--- START ---
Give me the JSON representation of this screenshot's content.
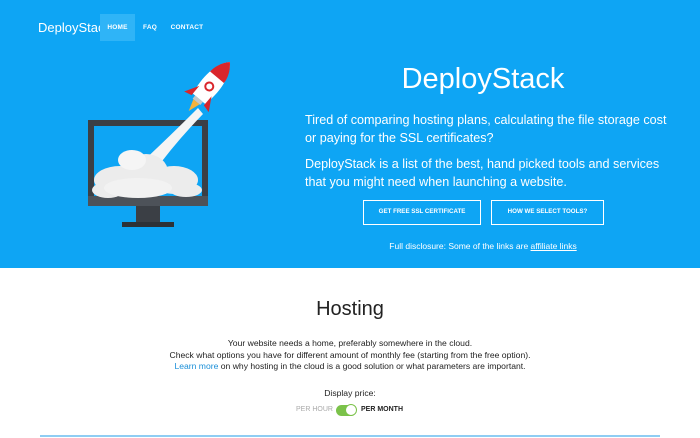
{
  "nav": {
    "brand": "DeployStack",
    "items": [
      {
        "label": "HOME"
      },
      {
        "label": "FAQ"
      },
      {
        "label": "CONTACT"
      }
    ]
  },
  "hero": {
    "title": "DeployStack",
    "paragraph1": "Tired of comparing hosting plans, calculating the file storage cost or paying for the SSL certificates?",
    "paragraph2": "DeployStack is a list of the best, hand picked tools and services that you might need when launching a website.",
    "button_ssl": "GET FREE SSL CERTIFICATE",
    "button_tools": "HOW WE SELECT TOOLS?",
    "disclosure_text": "Full disclosure: Some of the links are ",
    "disclosure_link": "affiliate links"
  },
  "hosting": {
    "title": "Hosting",
    "line1": "Your website needs a home, preferably somewhere in the cloud.",
    "line2": "Check what options you have for different amount of monthly fee (starting from the free option).",
    "learn_more": "Learn more",
    "line3_rest": " on why hosting in the cloud is a good solution or what parameters are important.",
    "display_price_label": "Display price:",
    "toggle_left": "PER HOUR",
    "toggle_right": "PER MONTH",
    "toggle_state": "per-month"
  },
  "colors": {
    "hero_bg": "#0ea5f4",
    "nav_active_bg": "#2fb4f7",
    "toggle_on": "#7bc24a",
    "link": "#1a8fd8",
    "rocket_red": "#d9262c"
  }
}
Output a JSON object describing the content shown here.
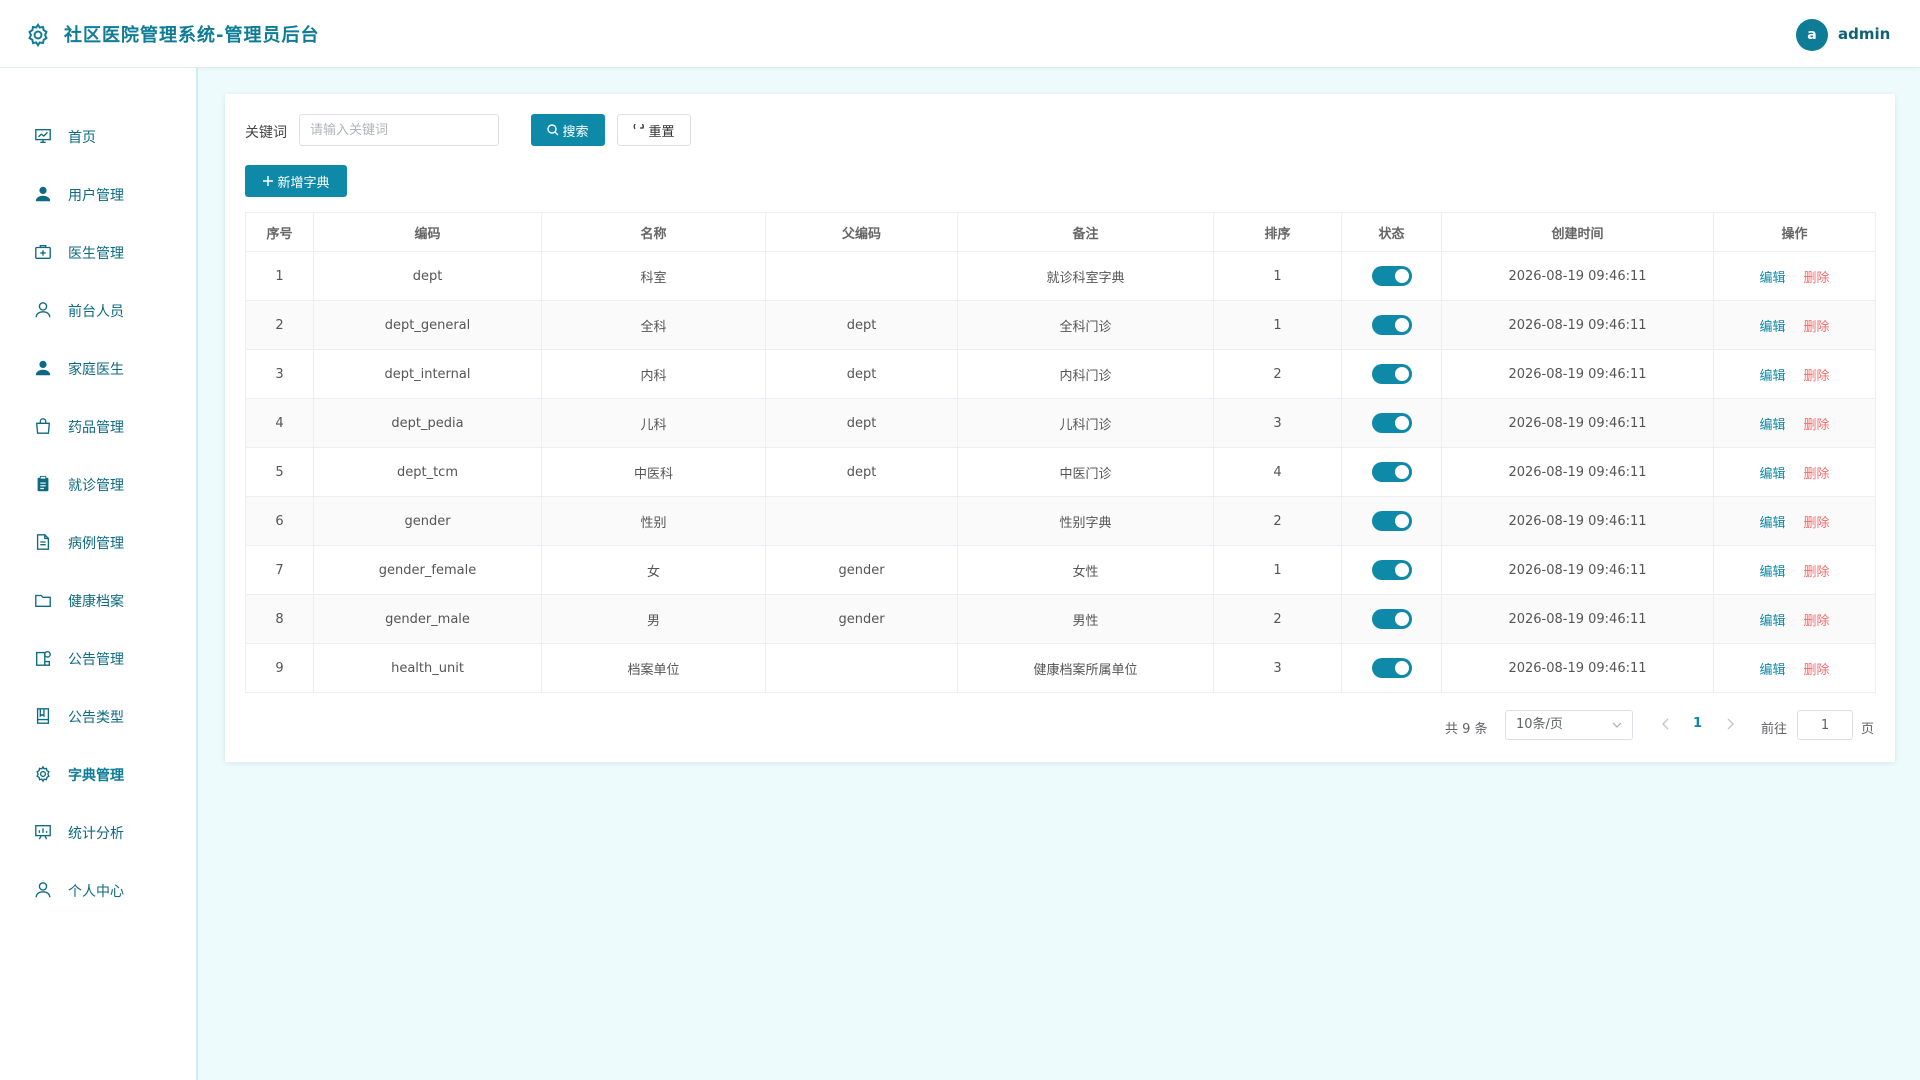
{
  "header": {
    "title": "社区医院管理系统-管理员后台",
    "avatar_letter": "a",
    "username": "admin"
  },
  "sidebar": {
    "items": [
      {
        "label": "首页",
        "icon": "dashboard-icon"
      },
      {
        "label": "用户管理",
        "icon": "user-icon"
      },
      {
        "label": "医生管理",
        "icon": "medical-kit-icon"
      },
      {
        "label": "前台人员",
        "icon": "person-outline-icon"
      },
      {
        "label": "家庭医生",
        "icon": "user-icon"
      },
      {
        "label": "药品管理",
        "icon": "bag-icon"
      },
      {
        "label": "就诊管理",
        "icon": "clipboard-icon"
      },
      {
        "label": "病例管理",
        "icon": "document-icon"
      },
      {
        "label": "健康档案",
        "icon": "folder-icon"
      },
      {
        "label": "公告管理",
        "icon": "notice-icon"
      },
      {
        "label": "公告类型",
        "icon": "notebook-icon"
      },
      {
        "label": "字典管理",
        "icon": "gear-icon"
      },
      {
        "label": "统计分析",
        "icon": "chart-board-icon"
      },
      {
        "label": "个人中心",
        "icon": "person-outline-icon"
      }
    ],
    "active": "字典管理"
  },
  "search": {
    "label": "关键词",
    "placeholder": "请输入关键词",
    "value": "",
    "search_label": "搜索",
    "reset_label": "重置",
    "add_label": "新增字典"
  },
  "table": {
    "columns": [
      "序号",
      "编码",
      "名称",
      "父编码",
      "备注",
      "排序",
      "状态",
      "创建时间",
      "操作"
    ],
    "rows": [
      {
        "no": "1",
        "code": "dept",
        "name": "科室",
        "parent": "",
        "remark": "就诊科室字典",
        "sort": "1",
        "enabled": true,
        "created": "2026-08-19 09:46:11"
      },
      {
        "no": "2",
        "code": "dept_general",
        "name": "全科",
        "parent": "dept",
        "remark": "全科门诊",
        "sort": "1",
        "enabled": true,
        "created": "2026-08-19 09:46:11"
      },
      {
        "no": "3",
        "code": "dept_internal",
        "name": "内科",
        "parent": "dept",
        "remark": "内科门诊",
        "sort": "2",
        "enabled": true,
        "created": "2026-08-19 09:46:11"
      },
      {
        "no": "4",
        "code": "dept_pedia",
        "name": "儿科",
        "parent": "dept",
        "remark": "儿科门诊",
        "sort": "3",
        "enabled": true,
        "created": "2026-08-19 09:46:11"
      },
      {
        "no": "5",
        "code": "dept_tcm",
        "name": "中医科",
        "parent": "dept",
        "remark": "中医门诊",
        "sort": "4",
        "enabled": true,
        "created": "2026-08-19 09:46:11"
      },
      {
        "no": "6",
        "code": "gender",
        "name": "性别",
        "parent": "",
        "remark": "性别字典",
        "sort": "2",
        "enabled": true,
        "created": "2026-08-19 09:46:11"
      },
      {
        "no": "7",
        "code": "gender_female",
        "name": "女",
        "parent": "gender",
        "remark": "女性",
        "sort": "1",
        "enabled": true,
        "created": "2026-08-19 09:46:11"
      },
      {
        "no": "8",
        "code": "gender_male",
        "name": "男",
        "parent": "gender",
        "remark": "男性",
        "sort": "2",
        "enabled": true,
        "created": "2026-08-19 09:46:11"
      },
      {
        "no": "9",
        "code": "health_unit",
        "name": "档案单位",
        "parent": "",
        "remark": "健康档案所属单位",
        "sort": "3",
        "enabled": true,
        "created": "2026-08-19 09:46:11"
      }
    ],
    "edit_label": "编辑",
    "delete_label": "删除"
  },
  "pagination": {
    "total_text": "共 9 条",
    "page_size": "10条/页",
    "current_page": "1",
    "goto_label": "前往",
    "goto_value": "1",
    "unit_label": "页"
  },
  "colors": {
    "primary": "#0e8aa8",
    "danger": "#f56c6c",
    "background": "#eefbfd"
  }
}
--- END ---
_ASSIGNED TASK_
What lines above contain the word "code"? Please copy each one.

_YOUR RESPONSE_
        "code": "dept",
        "code": "dept_general",
        "code": "dept_internal",
        "code": "dept_pedia",
        "code": "dept_tcm",
        "code": "gender",
        "code": "gender_female",
        "code": "gender_male",
        "code": "health_unit",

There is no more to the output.